December 1 – Blessed Anuarite Nengapeta Marie-Clementine
(1964 virgin and martyr, a member of the Holy Family Sisters in Kinshasa, Zaire, martyred by the Simba rebels).
Anuarite was a virgin and martyr. She was a member of the Holy Family Sisters in Kinshasa, Zaire. Anuarite was of the Babudu tribe, born in Wamba, and passed all her religious life in Bafwabaka, the first mission in that area. At birth, she received the name of Nengapeta, which in the language of the Babudu means, “wealth is deceptive.”
When she started primary school she was registered by error with the name Anuarite. That was the name of her sister. In her language the name meant, “I laugh to myself about war.” The error was providential. At baptism, she received the name of Alfonsina, and in religious life, the name Marie-Clemintine.
She was raped and killed by the Simba rebels on December 1, 1964.

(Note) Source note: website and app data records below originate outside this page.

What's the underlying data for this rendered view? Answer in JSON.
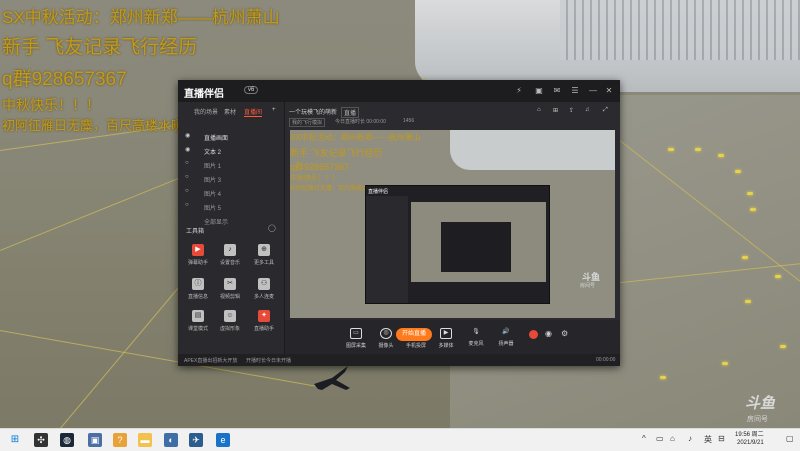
{
  "overlay": {
    "line1": "SX中秋活动：郑州新郑——杭州萧山",
    "line2": "新手 飞友记录飞行经历",
    "line3": "q群928657367",
    "line4": "中秋快乐！！！",
    "line5": "初阿征雁日无麋，百尺高楼水暖天"
  },
  "app": {
    "title": "直播伴侣",
    "version": "v6",
    "sidebar_tabs": [
      "我的场景",
      "素材",
      "直播间"
    ],
    "sources": [
      "直播画面",
      "文本 2",
      "图片 1",
      "图片 3",
      "图片 4",
      "图片 5",
      "全部显示"
    ],
    "tools_title": "工具箱",
    "tools": [
      {
        "label": "弹幕助手",
        "icon": "danmu-icon"
      },
      {
        "label": "设置音乐",
        "icon": "music-icon"
      },
      {
        "label": "更多工具",
        "icon": "more-icon"
      },
      {
        "label": "直播信息",
        "icon": "info-icon"
      },
      {
        "label": "视频剪辑",
        "icon": "clip-icon"
      },
      {
        "label": "多人连麦",
        "icon": "mic-icon"
      },
      {
        "label": "课堂模式",
        "icon": "class-icon"
      },
      {
        "label": "虚拟形象",
        "icon": "avatar-icon"
      },
      {
        "label": "直播助手",
        "icon": "helper-icon"
      }
    ],
    "main_tab": "一个玩模飞的萌新",
    "main_tab_badge": "直播",
    "main_tab_sub": "我的飞行模拟",
    "main_stats": "今日直播时长 00:00:00",
    "main_fans": "1456",
    "bottom_tools": [
      "图屏采集",
      "摄像头",
      "手机投屏",
      "多媒体",
      "麦克风",
      "扬声器"
    ],
    "live_button": "开始直播",
    "status_left": "APEX直播出招新大开放",
    "status_mid": "开播时长今日未开播",
    "status_right": "00:00:00",
    "watermark_top": "斗鱼",
    "watermark_sub": "房间号"
  },
  "watermark": {
    "brand": "斗鱼",
    "sub": "房间号"
  },
  "taskbar": {
    "tray_lang": "英",
    "time": "19:56 周二",
    "date": "2021/9/21"
  },
  "colors": {
    "accent": "#ff7a1a",
    "overlay_text": "#c29a1e",
    "app_bg": "#242427"
  }
}
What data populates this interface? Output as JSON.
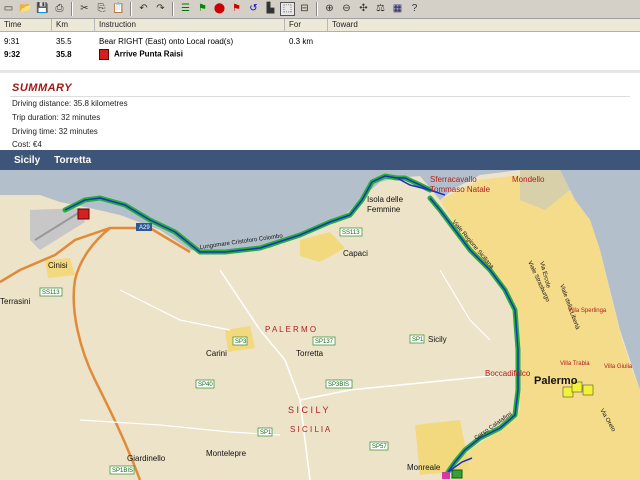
{
  "toolbar": {
    "buttons": [
      "new-icon",
      "open-icon",
      "save-icon",
      "print-icon",
      "cut-icon",
      "copy-icon",
      "paste-icon",
      "undo-icon",
      "redo-icon",
      "route-icon",
      "start-icon",
      "end-icon",
      "stop-icon",
      "detour-icon",
      "avoid-icon",
      "select-icon",
      "road-icon",
      "zoom-in-icon",
      "zoom-out-icon",
      "pan-icon",
      "measure-icon",
      "map-view-icon",
      "help-icon"
    ]
  },
  "table": {
    "headers": [
      "Time",
      "Km",
      "Instruction",
      "For",
      "Toward"
    ],
    "rows": [
      {
        "time": "9:31",
        "km": "35.5",
        "instruction": "Bear RIGHT (East) onto Local road(s)",
        "for": "0.3 km",
        "toward": ""
      },
      {
        "time": "9:32",
        "km": "35.8",
        "instruction": "Arrive Punta Raisi",
        "for": "",
        "toward": ""
      }
    ]
  },
  "summary": {
    "title": "SUMMARY",
    "lines": [
      "Driving distance:  35.8 kilometres",
      "Trip duration:  32 minutes",
      "Driving time:  32 minutes",
      "Cost:  €4"
    ]
  },
  "mapbar": {
    "region": "Sicily",
    "place": "Torretta"
  },
  "map": {
    "labels": [
      {
        "text": "Sferracavallo",
        "cls": "red"
      },
      {
        "text": "Tommaso Natale",
        "cls": "red"
      },
      {
        "text": "Mondello",
        "cls": "red"
      },
      {
        "text": "Isola delle",
        "cls": "dark"
      },
      {
        "text": "Femmine",
        "cls": "dark"
      },
      {
        "text": "Capaci",
        "cls": "dark"
      },
      {
        "text": "Cinisi",
        "cls": "dark"
      },
      {
        "text": "Terrasini",
        "cls": "dark"
      },
      {
        "text": "Carini",
        "cls": "dark"
      },
      {
        "text": "Torretta",
        "cls": "dark"
      },
      {
        "text": "Sicily",
        "cls": "dark"
      },
      {
        "text": "Palermo",
        "cls": "big"
      },
      {
        "text": "Boccadifalco",
        "cls": "red"
      },
      {
        "text": "Monreale",
        "cls": "dark"
      },
      {
        "text": "Montelepre",
        "cls": "dark"
      },
      {
        "text": "Giardinello",
        "cls": "dark"
      },
      {
        "text": "P A L E R M O",
        "cls": "redsp"
      },
      {
        "text": "S I C I L Y",
        "cls": "redsp2"
      },
      {
        "text": "S I C I L I A",
        "cls": "redsp"
      },
      {
        "text": "Lungomare Cristoforo Colombo",
        "cls": "road"
      },
      {
        "text": "Viale Regione Siciliana",
        "cls": "road"
      },
      {
        "text": "Corso Calatafimi",
        "cls": "road"
      },
      {
        "text": "Viale della Libertà",
        "cls": "road"
      },
      {
        "text": "Viale Strasburgo",
        "cls": "road"
      },
      {
        "text": "Villa Sperlinga",
        "cls": "tiny"
      },
      {
        "text": "Villa Trabia",
        "cls": "tiny"
      },
      {
        "text": "Villa Giulia",
        "cls": "tiny"
      },
      {
        "text": "Via Oreto",
        "cls": "road"
      },
      {
        "text": "Via Ercole",
        "cls": "road"
      }
    ],
    "shields": [
      "SS113",
      "A29",
      "SS113",
      "SP3",
      "SP1",
      "SP40",
      "SP137",
      "SP3BIS",
      "SP1",
      "SP57",
      "SP1BIS"
    ]
  }
}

Pope John Paul II went to Kinshasa, Zaire and celebrated the beatification ceremony on August 15, 1985. She was the first Bantu woman elevated to the altars, and like in the first centuries Christianity, a virgin consecrated to the Lord. She followed in the footsteps of great women like Saints Cecilia, Agnes, Lucy, and so many others.
Anuarite’s life was a lesson of modesty, love, fidelity and valor. In her life one sees a wonderful example of the freedom of the children of God, freed from all manner of disagreements and impositions. She demonstrated how God chose the weak of this world to shame the strong.

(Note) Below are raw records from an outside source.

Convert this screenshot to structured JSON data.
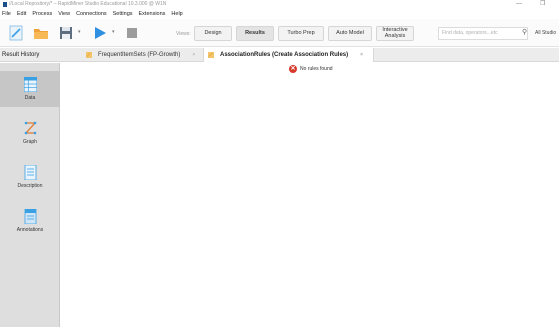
{
  "window": {
    "title": "//Local Repository/* – RapidMiner Studio Educational 10.3.000 @ W1N",
    "minimize": "—",
    "maximize": "❐"
  },
  "menu": [
    "File",
    "Edit",
    "Process",
    "View",
    "Connections",
    "Settings",
    "Extensions",
    "Help"
  ],
  "toolbar": {
    "views_label": "Views:",
    "views": [
      "Design",
      "Results",
      "Turbo Prep",
      "Auto Model",
      "Interactive Analysis"
    ],
    "active_view": "Results",
    "search_placeholder": "Find data, operators...etc",
    "search_scope": "All Studio"
  },
  "tabs": {
    "result_history": "Result History",
    "items": [
      {
        "label": "FrequentItemSets (FP-Growth)",
        "close": "×"
      },
      {
        "label": "AssociationRules (Create Association Rules)",
        "close": "×"
      }
    ],
    "active_index": 1
  },
  "sidebar": {
    "items": [
      {
        "label": "Data",
        "icon": "table-icon"
      },
      {
        "label": "Graph",
        "icon": "graph-icon"
      },
      {
        "label": "Description",
        "icon": "description-icon"
      },
      {
        "label": "Annotations",
        "icon": "annotations-icon"
      }
    ],
    "active_index": 0
  },
  "main": {
    "message": "No rules found",
    "message_icon": "error-icon"
  },
  "colors": {
    "accent_blue": "#3aa0e4",
    "folder_orange": "#f0a23a",
    "play_blue": "#2f8fe0",
    "error_red": "#d63a2b"
  }
}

December 3 – St. Cassian of Tangiers
(298 a lawyer who resigned and became a Christian and died as a martyr).
Martyr mentioned in a hymn by St. Prudentius, also called Cassian of Tangiers. He was a court recorder at the trial of St. Marcellus the Centurion. Aurelius Agricola, deputy prefect in the Roman province in North Africa, conducted the trial. When the death penalty was imposed on St. Marcellus, Cassian threw down his pen and declared that he was a Christian. He was arrested immediately and put to death. Cassian is patron of modern stenographers.
December 10 – St. Miltiades
(One of the Church’s Black Popes)
Miltiades occupied the papacy from 311 to 314 A.D. serving four years, seven months and eight days. Miltiades decreed that none of the faithful should fast on Sunday or on the fifth day of the week, because this was the custom of the pagans. He also found residing in Rome a Persian based religion call Manichaenism. He furthered decreed that consecrated offerings should be sent throughout the churches from the Pope’s consecration. This was called leaven. It was Miltiades who led the Church to final victory over the Roman Empire. Miltiades was buried on the famous Appian Way.